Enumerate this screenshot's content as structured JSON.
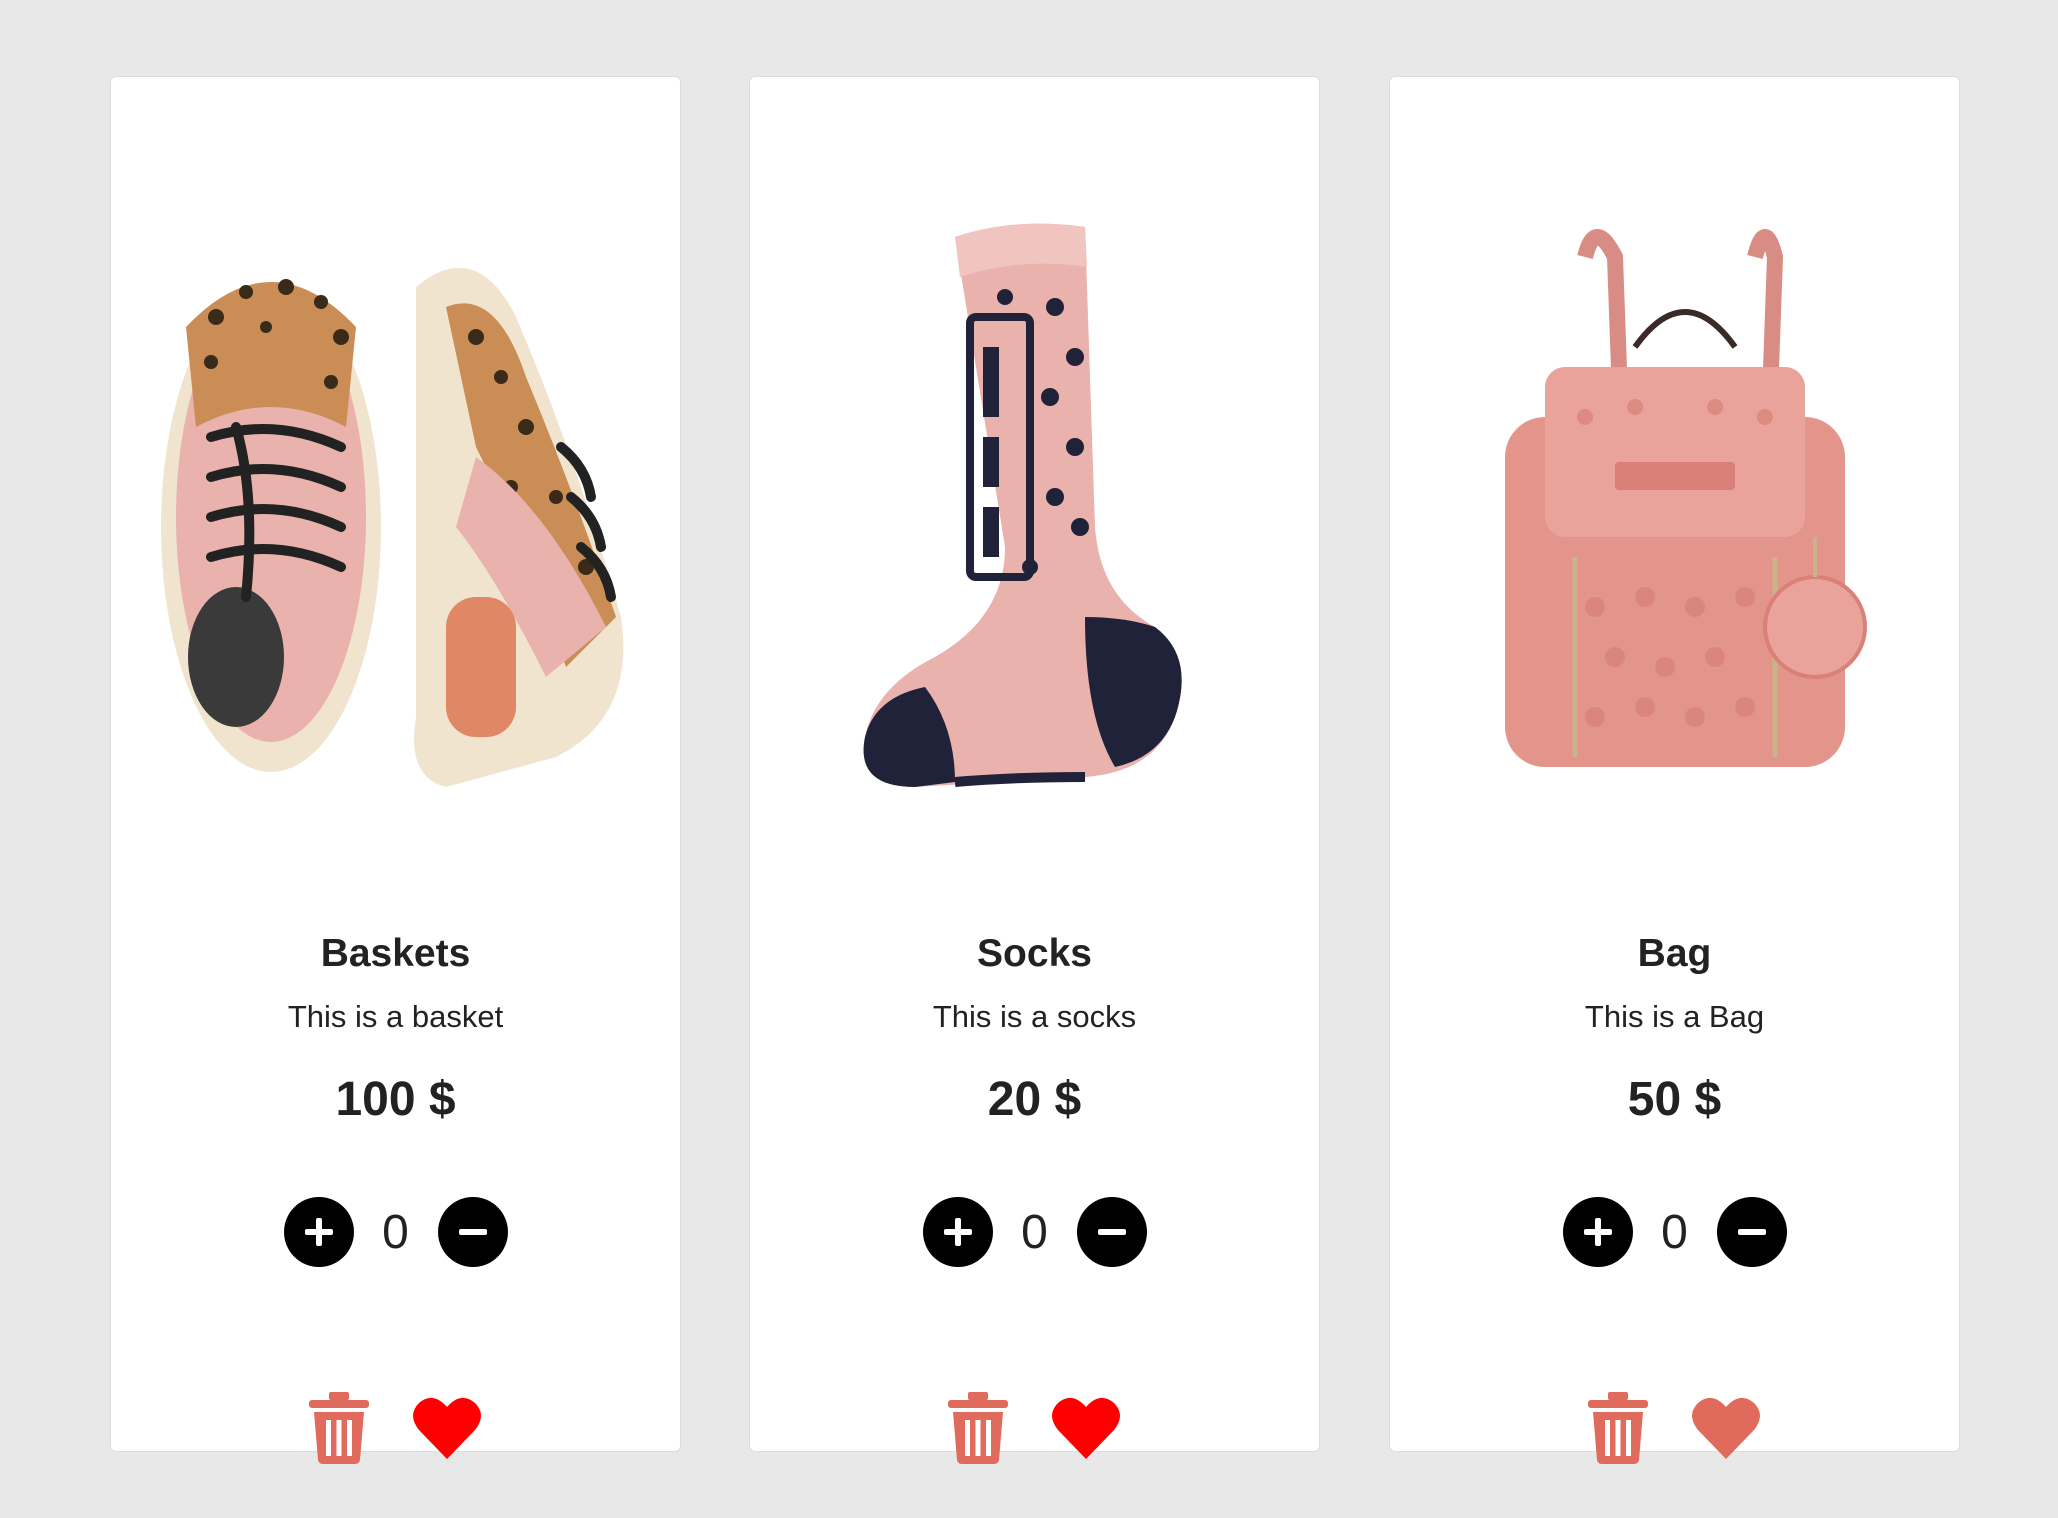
{
  "colors": {
    "page_background": "#e8e8e8",
    "card_background": "#ffffff",
    "button_black": "#000000",
    "trash_color": "#e06b5c",
    "heart_liked": "#ff0000",
    "heart_unliked": "#e06b5c"
  },
  "products": [
    {
      "name": "Baskets",
      "description": "This is a basket",
      "price": "100 $",
      "quantity": "0",
      "liked": true,
      "image_icon": "sneakers-image"
    },
    {
      "name": "Socks",
      "description": "This is a socks",
      "price": "20 $",
      "quantity": "0",
      "liked": true,
      "image_icon": "sock-image"
    },
    {
      "name": "Bag",
      "description": "This is a Bag",
      "price": "50 $",
      "quantity": "0",
      "liked": false,
      "image_icon": "backpack-image"
    }
  ]
}
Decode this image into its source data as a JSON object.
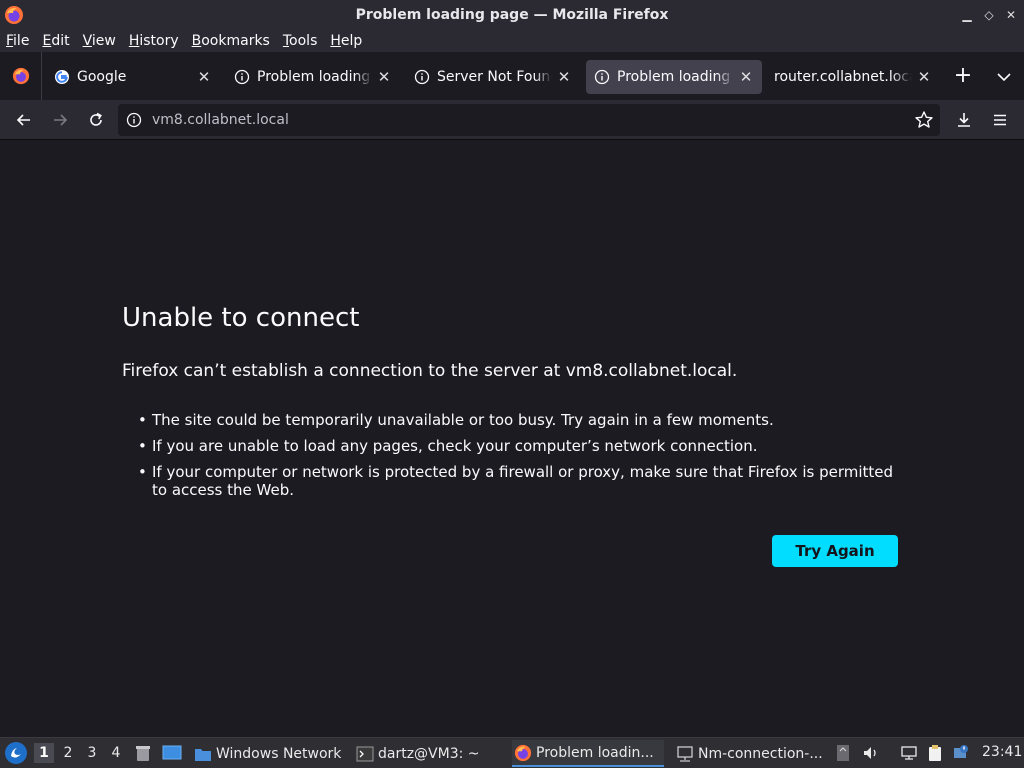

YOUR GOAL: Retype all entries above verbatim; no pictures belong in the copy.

OUTPUT FOR THIS TASK:
Enumerate this screenshot's content as structured JSON.
{
  "colors": {
    "page_background": "#e8e8e8",
    "card_background": "#ffffff",
    "button_black": "#000000",
    "trash_color": "#e06b5c",
    "heart_liked": "#ff0000",
    "heart_unliked": "#e06b5c"
  },
  "products": [
    {
      "name": "Baskets",
      "description": "This is a basket",
      "price": "100 $",
      "quantity": "0",
      "liked": true,
      "image_icon": "sneakers-image"
    },
    {
      "name": "Socks",
      "description": "This is a socks",
      "price": "20 $",
      "quantity": "0",
      "liked": true,
      "image_icon": "sock-image"
    },
    {
      "name": "Bag",
      "description": "This is a Bag",
      "price": "50 $",
      "quantity": "0",
      "liked": false,
      "image_icon": "backpack-image"
    }
  ]
}
Decode this image into its source data as a JSON object.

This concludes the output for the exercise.